Stored data entries
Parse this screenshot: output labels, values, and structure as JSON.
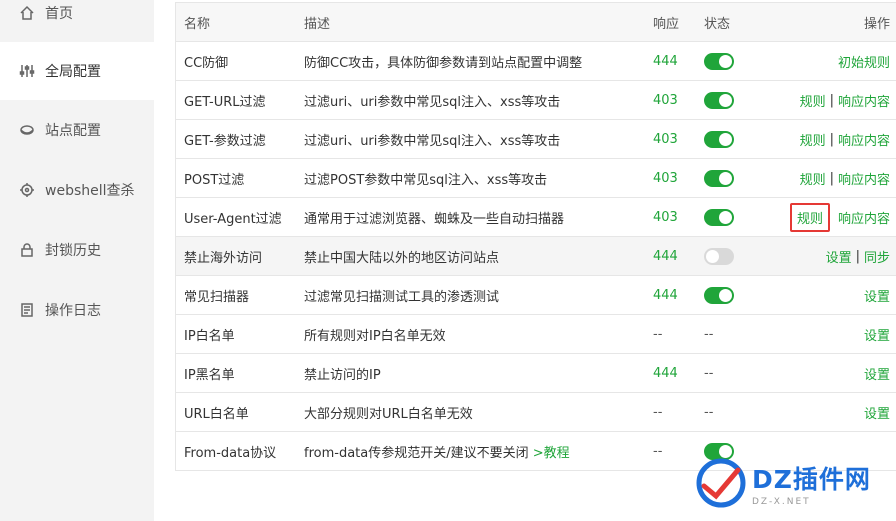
{
  "sidebar": {
    "items": [
      {
        "label": "首页",
        "icon": "home-icon"
      },
      {
        "label": "全局配置",
        "icon": "sliders-icon"
      },
      {
        "label": "站点配置",
        "icon": "globe-icon"
      },
      {
        "label": "webshell查杀",
        "icon": "target-icon"
      },
      {
        "label": "封锁历史",
        "icon": "lock-icon"
      },
      {
        "label": "操作日志",
        "icon": "document-icon"
      }
    ]
  },
  "table": {
    "headers": {
      "name": "名称",
      "desc": "描述",
      "resp": "响应",
      "status": "状态",
      "ops": "操作"
    },
    "rows": [
      {
        "name": "CC防御",
        "desc": "防御CC攻击，具体防御参数请到站点配置中调整",
        "resp": "444",
        "status": "on",
        "ops": [
          "初始规则"
        ]
      },
      {
        "name": "GET-URL过滤",
        "desc": "过滤uri、uri参数中常见sql注入、xss等攻击",
        "resp": "403",
        "status": "on",
        "ops": [
          "规则",
          "响应内容"
        ]
      },
      {
        "name": "GET-参数过滤",
        "desc": "过滤uri、uri参数中常见sql注入、xss等攻击",
        "resp": "403",
        "status": "on",
        "ops": [
          "规则",
          "响应内容"
        ]
      },
      {
        "name": "POST过滤",
        "desc": "过滤POST参数中常见sql注入、xss等攻击",
        "resp": "403",
        "status": "on",
        "ops": [
          "规则",
          "响应内容"
        ]
      },
      {
        "name": "User-Agent过滤",
        "desc": "通常用于过滤浏览器、蜘蛛及一些自动扫描器",
        "resp": "403",
        "status": "on",
        "ops": [
          "规则",
          "响应内容"
        ]
      },
      {
        "name": "禁止海外访问",
        "desc": "禁止中国大陆以外的地区访问站点",
        "resp": "444",
        "status": "off",
        "ops": [
          "设置",
          "同步"
        ]
      },
      {
        "name": "常见扫描器",
        "desc": "过滤常见扫描测试工具的渗透测试",
        "resp": "444",
        "status": "on",
        "ops": [
          "设置"
        ]
      },
      {
        "name": "IP白名单",
        "desc": "所有规则对IP白名单无效",
        "resp": "--",
        "status": "--",
        "ops": [
          "设置"
        ]
      },
      {
        "name": "IP黑名单",
        "desc": "禁止访问的IP",
        "resp": "444",
        "status": "--",
        "ops": [
          "设置"
        ]
      },
      {
        "name": "URL白名单",
        "desc": "大部分规则对URL白名单无效",
        "resp": "--",
        "status": "--",
        "ops": [
          "设置"
        ]
      },
      {
        "name": "From-data协议",
        "desc": "from-data传参规范开关/建议不要关闭",
        "desc_link": ">教程",
        "resp": "--",
        "status": "on",
        "ops": []
      }
    ]
  },
  "watermark": {
    "main": "DZ插件网",
    "sub": "DZ-X.NET"
  },
  "colors": {
    "accent": "#20a53a",
    "highlight_border": "#e53935",
    "watermark_blue": "#1e6fd9"
  }
}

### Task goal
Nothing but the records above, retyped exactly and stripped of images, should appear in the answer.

### Answer to the problem
Parse this screenshot: output labels, values, and structure as JSON.
{
  "sidebar": {
    "items": [
      {
        "label": "首页",
        "icon": "home-icon"
      },
      {
        "label": "全局配置",
        "icon": "sliders-icon"
      },
      {
        "label": "站点配置",
        "icon": "globe-icon"
      },
      {
        "label": "webshell查杀",
        "icon": "target-icon"
      },
      {
        "label": "封锁历史",
        "icon": "lock-icon"
      },
      {
        "label": "操作日志",
        "icon": "document-icon"
      }
    ]
  },
  "table": {
    "headers": {
      "name": "名称",
      "desc": "描述",
      "resp": "响应",
      "status": "状态",
      "ops": "操作"
    },
    "rows": [
      {
        "name": "CC防御",
        "desc": "防御CC攻击，具体防御参数请到站点配置中调整",
        "resp": "444",
        "status": "on",
        "ops": [
          "初始规则"
        ]
      },
      {
        "name": "GET-URL过滤",
        "desc": "过滤uri、uri参数中常见sql注入、xss等攻击",
        "resp": "403",
        "status": "on",
        "ops": [
          "规则",
          "响应内容"
        ]
      },
      {
        "name": "GET-参数过滤",
        "desc": "过滤uri、uri参数中常见sql注入、xss等攻击",
        "resp": "403",
        "status": "on",
        "ops": [
          "规则",
          "响应内容"
        ]
      },
      {
        "name": "POST过滤",
        "desc": "过滤POST参数中常见sql注入、xss等攻击",
        "resp": "403",
        "status": "on",
        "ops": [
          "规则",
          "响应内容"
        ]
      },
      {
        "name": "User-Agent过滤",
        "desc": "通常用于过滤浏览器、蜘蛛及一些自动扫描器",
        "resp": "403",
        "status": "on",
        "ops": [
          "规则",
          "响应内容"
        ]
      },
      {
        "name": "禁止海外访问",
        "desc": "禁止中国大陆以外的地区访问站点",
        "resp": "444",
        "status": "off",
        "ops": [
          "设置",
          "同步"
        ]
      },
      {
        "name": "常见扫描器",
        "desc": "过滤常见扫描测试工具的渗透测试",
        "resp": "444",
        "status": "on",
        "ops": [
          "设置"
        ]
      },
      {
        "name": "IP白名单",
        "desc": "所有规则对IP白名单无效",
        "resp": "--",
        "status": "--",
        "ops": [
          "设置"
        ]
      },
      {
        "name": "IP黑名单",
        "desc": "禁止访问的IP",
        "resp": "444",
        "status": "--",
        "ops": [
          "设置"
        ]
      },
      {
        "name": "URL白名单",
        "desc": "大部分规则对URL白名单无效",
        "resp": "--",
        "status": "--",
        "ops": [
          "设置"
        ]
      },
      {
        "name": "From-data协议",
        "desc": "from-data传参规范开关/建议不要关闭",
        "desc_link": ">教程",
        "resp": "--",
        "status": "on",
        "ops": []
      }
    ]
  },
  "watermark": {
    "main": "DZ插件网",
    "sub": "DZ-X.NET"
  },
  "colors": {
    "accent": "#20a53a",
    "highlight_border": "#e53935",
    "watermark_blue": "#1e6fd9"
  }
}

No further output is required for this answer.